Given records: Begin

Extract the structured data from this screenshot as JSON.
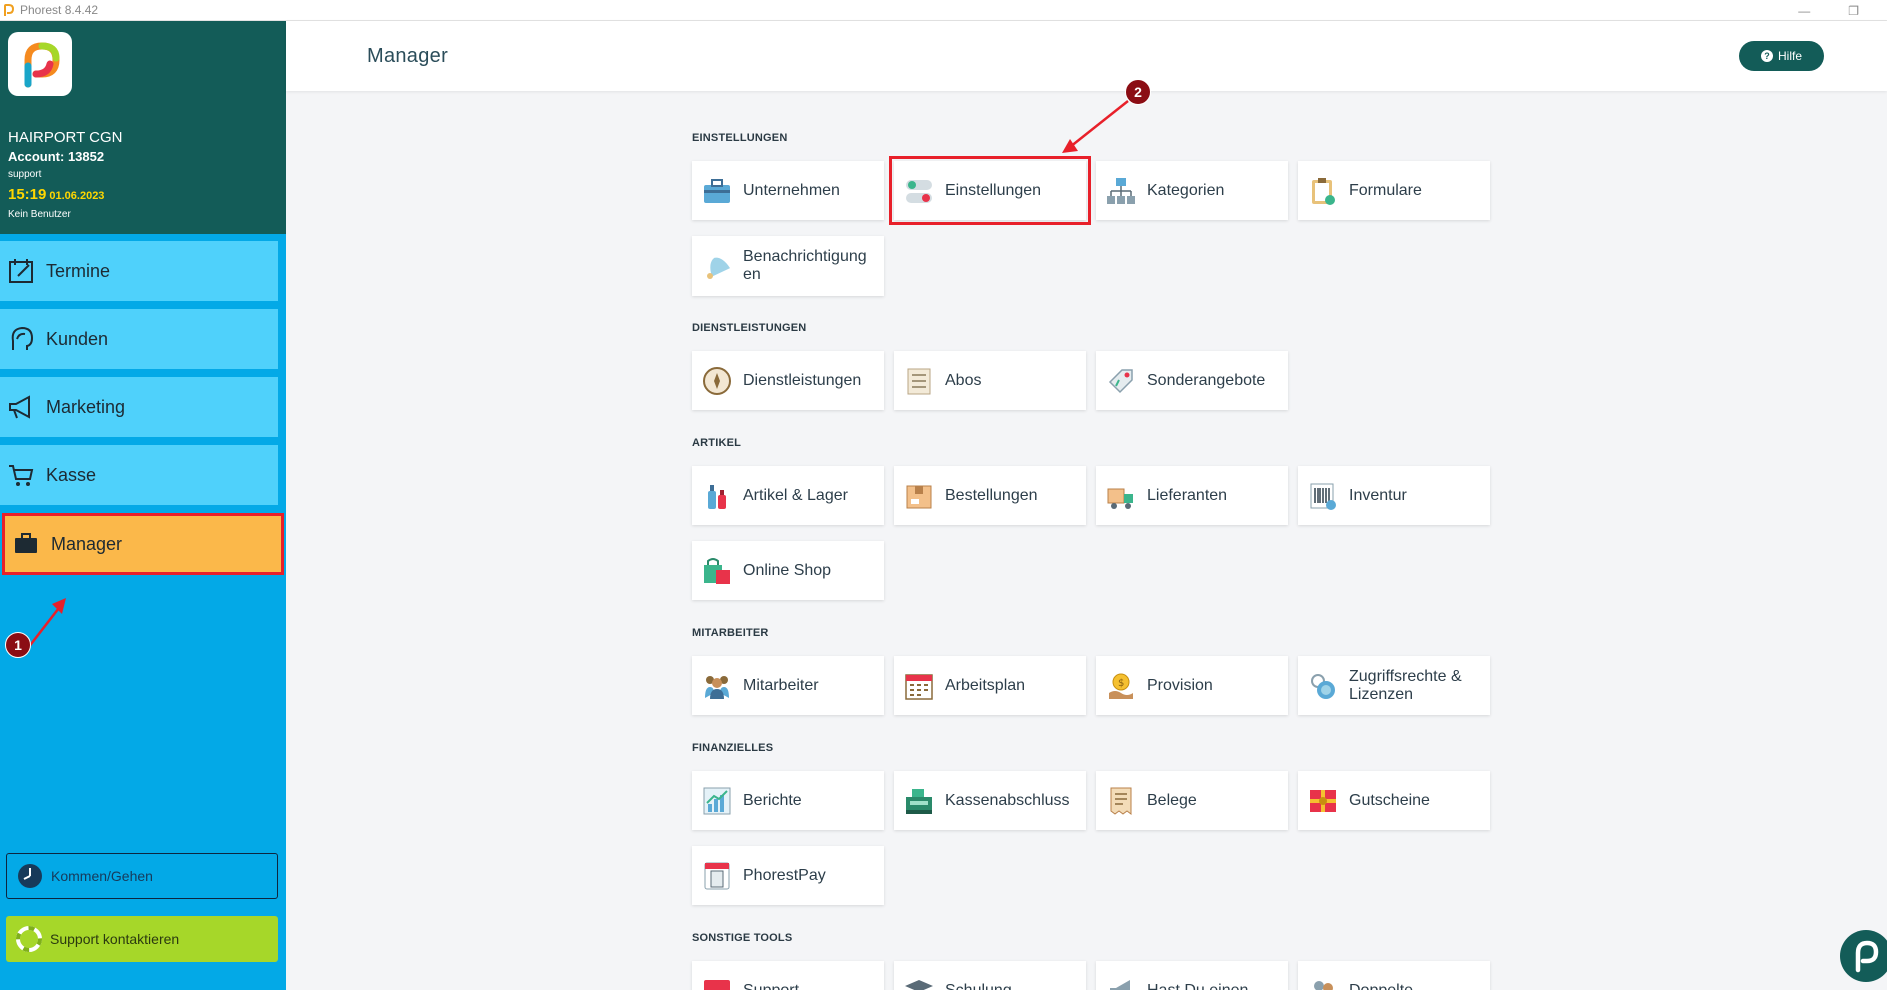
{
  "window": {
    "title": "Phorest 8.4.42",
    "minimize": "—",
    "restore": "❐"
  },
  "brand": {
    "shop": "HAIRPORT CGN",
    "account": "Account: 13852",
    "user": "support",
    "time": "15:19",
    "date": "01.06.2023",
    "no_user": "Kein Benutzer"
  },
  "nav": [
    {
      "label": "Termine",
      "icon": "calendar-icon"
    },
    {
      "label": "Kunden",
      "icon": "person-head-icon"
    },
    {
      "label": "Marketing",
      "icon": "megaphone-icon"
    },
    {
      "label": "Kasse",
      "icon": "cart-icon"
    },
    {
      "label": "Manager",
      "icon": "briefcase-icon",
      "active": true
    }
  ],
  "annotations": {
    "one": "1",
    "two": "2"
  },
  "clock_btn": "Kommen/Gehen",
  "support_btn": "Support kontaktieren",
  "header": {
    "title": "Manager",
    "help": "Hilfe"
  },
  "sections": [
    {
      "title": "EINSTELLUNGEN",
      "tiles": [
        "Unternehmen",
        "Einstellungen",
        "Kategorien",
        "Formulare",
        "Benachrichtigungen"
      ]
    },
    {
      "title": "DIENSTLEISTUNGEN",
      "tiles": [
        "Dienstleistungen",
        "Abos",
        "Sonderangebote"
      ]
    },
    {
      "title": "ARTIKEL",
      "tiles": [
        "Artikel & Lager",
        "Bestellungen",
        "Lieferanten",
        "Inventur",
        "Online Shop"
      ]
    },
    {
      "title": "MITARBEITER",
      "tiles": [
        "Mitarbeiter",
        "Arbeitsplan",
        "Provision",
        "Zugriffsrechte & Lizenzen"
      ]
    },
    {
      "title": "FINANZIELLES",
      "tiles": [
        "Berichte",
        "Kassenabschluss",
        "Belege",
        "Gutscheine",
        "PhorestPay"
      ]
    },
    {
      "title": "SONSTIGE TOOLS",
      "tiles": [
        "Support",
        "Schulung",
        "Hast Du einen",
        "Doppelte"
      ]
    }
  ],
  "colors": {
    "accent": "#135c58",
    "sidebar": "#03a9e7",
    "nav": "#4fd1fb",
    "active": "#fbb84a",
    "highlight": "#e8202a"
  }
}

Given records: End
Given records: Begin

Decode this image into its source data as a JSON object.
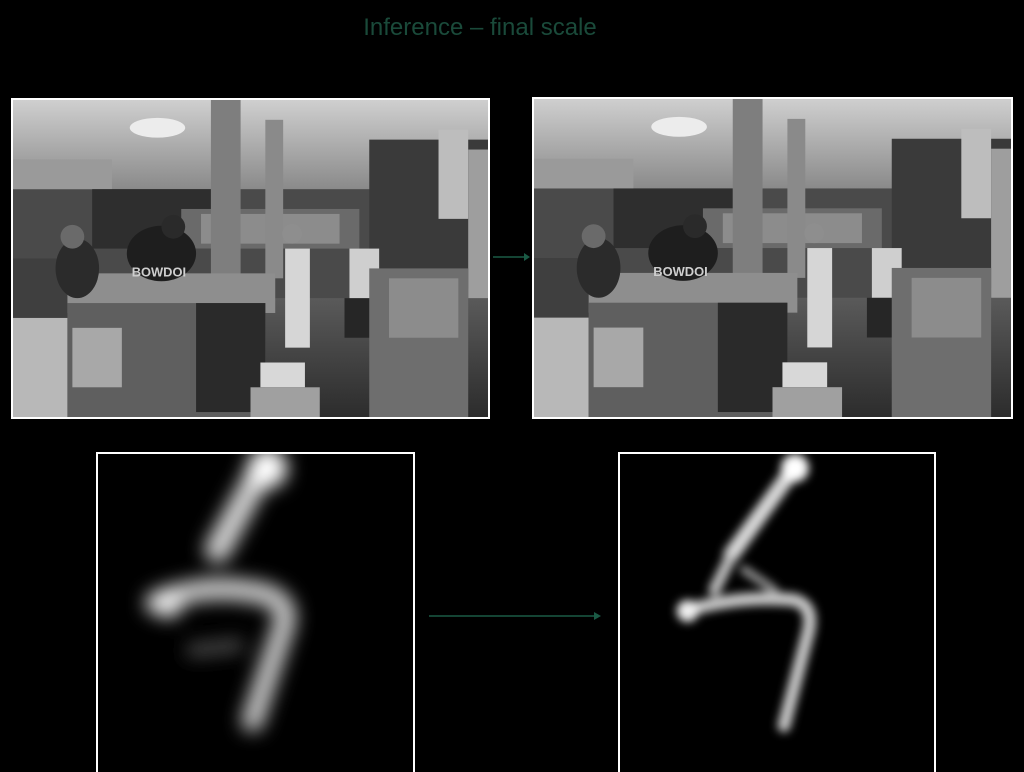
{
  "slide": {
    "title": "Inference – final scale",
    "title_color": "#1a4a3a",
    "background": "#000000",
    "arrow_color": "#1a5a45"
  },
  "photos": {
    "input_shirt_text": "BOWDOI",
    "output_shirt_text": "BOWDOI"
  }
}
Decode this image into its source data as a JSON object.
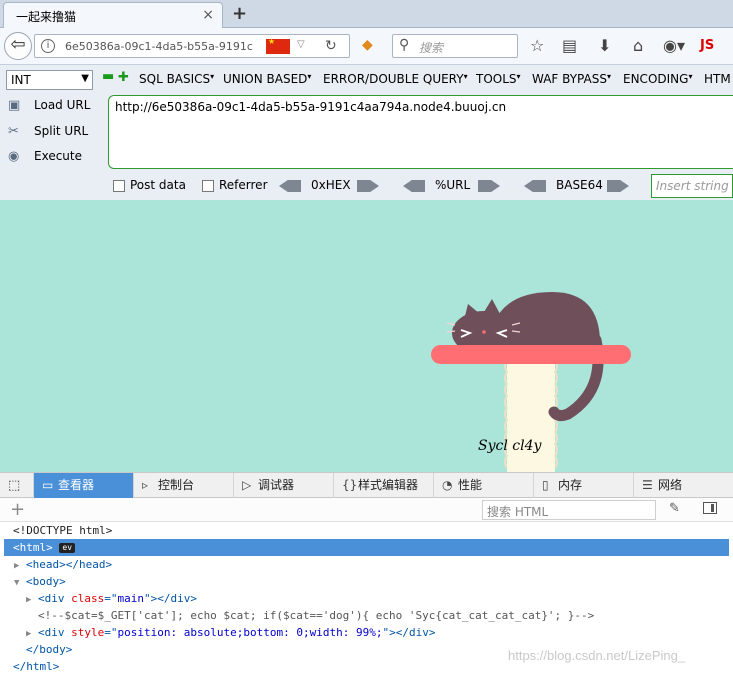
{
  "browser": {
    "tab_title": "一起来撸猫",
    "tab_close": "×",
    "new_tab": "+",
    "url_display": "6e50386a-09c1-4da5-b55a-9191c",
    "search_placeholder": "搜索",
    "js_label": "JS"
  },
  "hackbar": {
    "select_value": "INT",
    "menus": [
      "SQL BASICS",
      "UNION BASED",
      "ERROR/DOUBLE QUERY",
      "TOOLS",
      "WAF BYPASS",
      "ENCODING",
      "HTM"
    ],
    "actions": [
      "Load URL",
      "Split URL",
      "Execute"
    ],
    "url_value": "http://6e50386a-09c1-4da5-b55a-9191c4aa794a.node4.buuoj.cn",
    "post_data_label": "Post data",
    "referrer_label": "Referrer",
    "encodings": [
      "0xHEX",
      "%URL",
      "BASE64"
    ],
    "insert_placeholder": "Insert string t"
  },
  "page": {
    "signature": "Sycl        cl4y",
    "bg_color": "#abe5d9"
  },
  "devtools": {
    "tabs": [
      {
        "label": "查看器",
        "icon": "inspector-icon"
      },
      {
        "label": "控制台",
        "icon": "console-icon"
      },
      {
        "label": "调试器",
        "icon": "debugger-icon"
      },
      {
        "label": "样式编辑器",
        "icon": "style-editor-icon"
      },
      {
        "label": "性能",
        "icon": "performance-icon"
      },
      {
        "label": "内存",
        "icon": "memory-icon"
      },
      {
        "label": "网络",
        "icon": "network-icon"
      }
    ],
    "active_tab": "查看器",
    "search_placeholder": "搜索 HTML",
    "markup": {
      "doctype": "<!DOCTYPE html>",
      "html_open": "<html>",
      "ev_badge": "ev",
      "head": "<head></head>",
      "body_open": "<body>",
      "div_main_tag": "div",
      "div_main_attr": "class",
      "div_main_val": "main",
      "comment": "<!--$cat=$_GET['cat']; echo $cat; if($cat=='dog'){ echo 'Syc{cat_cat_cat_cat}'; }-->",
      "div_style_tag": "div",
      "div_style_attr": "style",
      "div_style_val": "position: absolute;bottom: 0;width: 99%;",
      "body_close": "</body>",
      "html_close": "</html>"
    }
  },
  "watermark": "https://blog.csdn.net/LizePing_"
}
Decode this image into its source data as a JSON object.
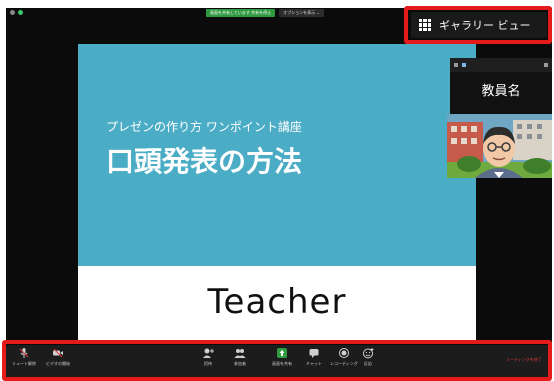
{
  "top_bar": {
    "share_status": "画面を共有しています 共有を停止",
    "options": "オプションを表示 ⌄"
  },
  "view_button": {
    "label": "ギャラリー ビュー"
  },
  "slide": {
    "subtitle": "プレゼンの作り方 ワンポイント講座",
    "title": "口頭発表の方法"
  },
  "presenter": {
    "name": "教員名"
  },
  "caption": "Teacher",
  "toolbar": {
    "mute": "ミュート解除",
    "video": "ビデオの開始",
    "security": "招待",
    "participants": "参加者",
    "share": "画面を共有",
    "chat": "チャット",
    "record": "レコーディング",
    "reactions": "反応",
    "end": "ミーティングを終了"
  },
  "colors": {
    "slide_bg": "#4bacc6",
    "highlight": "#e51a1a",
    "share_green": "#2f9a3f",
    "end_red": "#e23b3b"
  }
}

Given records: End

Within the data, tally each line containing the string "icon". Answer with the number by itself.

Solution for this task. 12